Fresh from announcing that he would "piss on" Radiohead to show up their pomposity, Billy Corgan and his Smashing Pumpkins interrupt their 44-song concept release about the tarot for Oceania, an "album-within-an-album". Continuing to make this principled stand against pretentiousness, Corgan staggers around a number of meandering rock songs in search of hokey mysticism. "God right on! Krishna right on! Mark right on! … Let's ride on!" he urges on opener Quasar, like a beefy, post-grunge Kula Shaker.
Billy Corgan was once a man blessed. Gifted with great ideas and a band who could bear him just about enough to help him to put them into practice, the Smashing Pumpkins made a very special brew out of heavy metal sludge and dreamy pop. Not only did they serve up that sludge in a gloomy goth glass, they had the shameless audacity to take more from Black Sabbath than they did from Black Flag—to top off their sound with technical ability instead of punky DIY spirit.
Rock music's great outsider hero sounds positively reinvigorated on Oceania, an epic 13-song album that comprises part of a larger ongoing 44-song cycle entitled Teargarden by Kaleidyscope. This collection of song-focused, progressive rock bombast is the strongest complete album statement from the indomitable Billy Corgan and company since mid-'90s masterpiece Mellon Collie and the Infinite Sadness. Corgan has written plenty of excellent songs since reforming one of the greatest rock bands of all time, but on Oceania, there's a renewed sense of confidence and ambition colouring even the most saccharine offering: the synth-driven "One Diamond, One Heart.

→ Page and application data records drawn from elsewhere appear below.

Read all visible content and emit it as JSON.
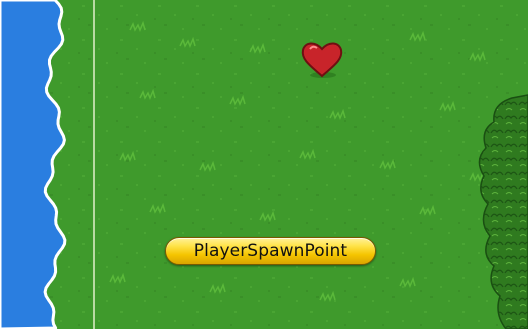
{
  "scene": {
    "spawn_label": "PlayerSpawnPoint",
    "pickup": "heart-pickup"
  },
  "colors": {
    "grass": "#3f9a2c",
    "grass_tuft": "#5ab83a",
    "water": "#2a7ee0",
    "foam": "#ffffff",
    "bush": "#2f7a1f",
    "heart": "#c8242a",
    "label_fill": "#f5c400"
  }
}
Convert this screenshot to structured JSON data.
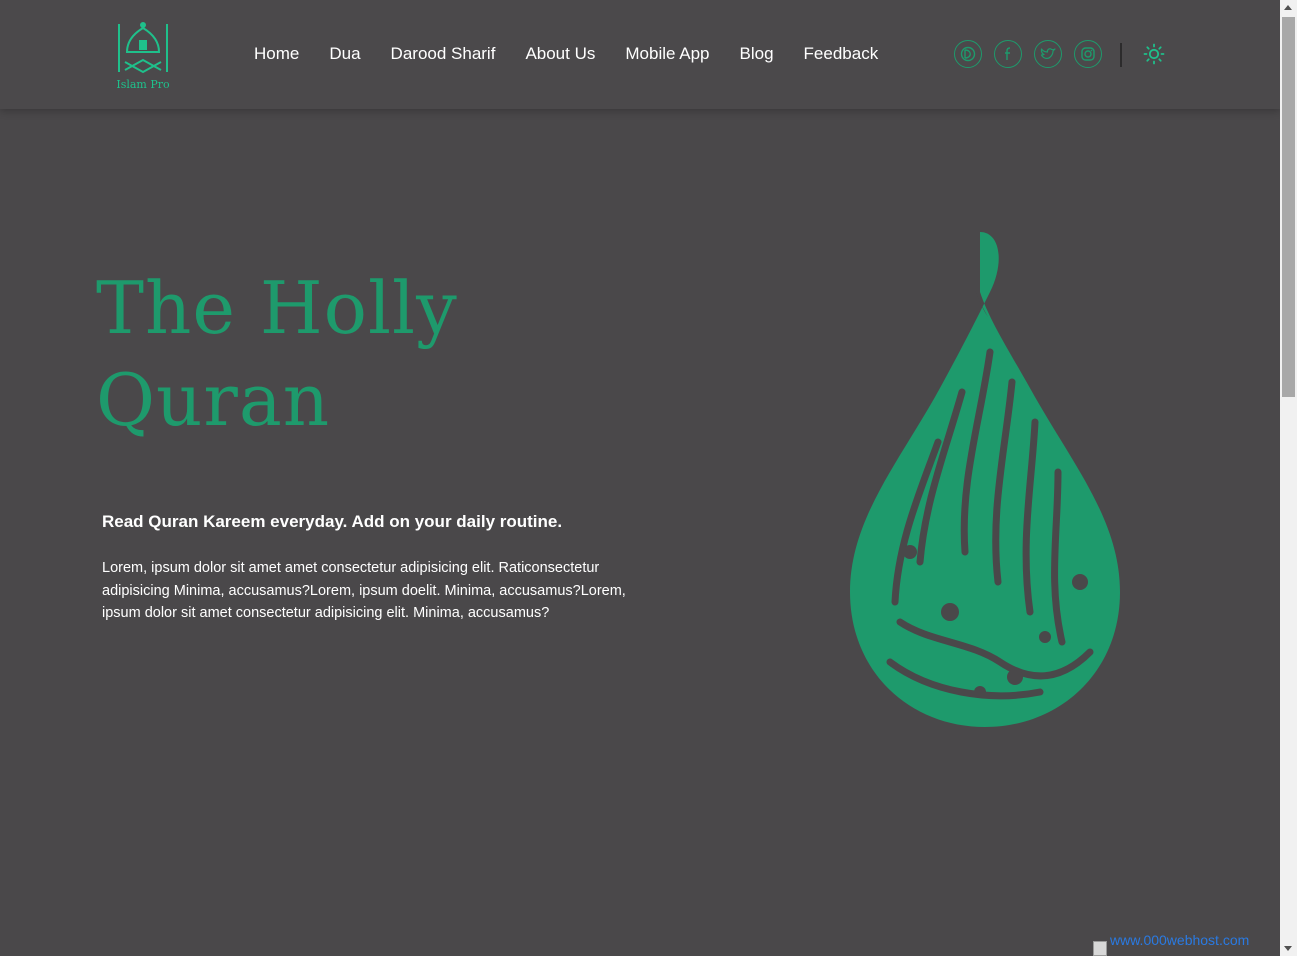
{
  "brand": {
    "logo_text": "Islam Pro",
    "accent_color": "#1e9a6c",
    "background_color": "#4a484a"
  },
  "nav": {
    "items": [
      {
        "label": "Home"
      },
      {
        "label": "Dua"
      },
      {
        "label": "Darood Sharif"
      },
      {
        "label": "About Us"
      },
      {
        "label": "Mobile App"
      },
      {
        "label": "Blog"
      },
      {
        "label": "Feedback"
      }
    ]
  },
  "social": [
    "dribbble-icon",
    "facebook-icon",
    "twitter-icon",
    "instagram-icon"
  ],
  "theme_toggle_icon": "sun-icon",
  "hero": {
    "title_line1": "The Holly",
    "title_line2": "Quran",
    "subtitle": "Read Quran Kareem everyday. Add on your daily routine.",
    "paragraph": "Lorem, ipsum dolor sit amet amet consectetur adipisicing elit. Raticonsectetur adipisicing Minima, accusamus?Lorem, ipsum doelit. Minima, accusamus?Lorem, ipsum dolor sit amet consectetur adipisicing elit. Minima, accusamus?",
    "calligraphy": "Al-Quran al-Kareem calligraphy"
  },
  "host_badge": {
    "text": "www.000webhost.com"
  }
}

Chicagoan enigmas return with dazzling and complex ninth studio album. Ian Winwood 2012 There are few groups in modern music that testify to the power that is the name of a band to quite the degree of The Smashing Pumpkins. The group’s legion of devoted and attentive fans know that Oceania is really the work of one man: they know that Billy Corgan writes all the songs, they know that in the studio he plays many of the instruments, they know that he’s responsible for the hiring and the firing of those with whom he chooses to share a stage.
Forget the cluttered cultural context that surrounds this once-monumental band. Oceania is a well-thought-out album with respectable execution. Varied yet familiar, it hits marks on three key Pumpkin elements: sandpaper guitar, dynamic drumming, and compelling emotion with a grandeur that shows Billy Corgan still wants to be a hero. Forget that it's probably the middle part of some overblown epic song set and enjoy it for what it is: 13 songs that try to break new ground, and generally succeed, while managing to sound like the Pumpkins we know rather than plastic studio production (Zeitgeist).
For any Smashing Pumpkins enthusiasts not alive or still suckling on their mother's teat during the 90s, now is not a bad time to be a fan. Having re-released Gish and Siamese Dream late last year, the group will also be reissuing Pisces Iscariot later this month in a corybantic campaign that offers no apologies. Part of the justification for this frenzy must lie in the fact that Oceania isn't crap.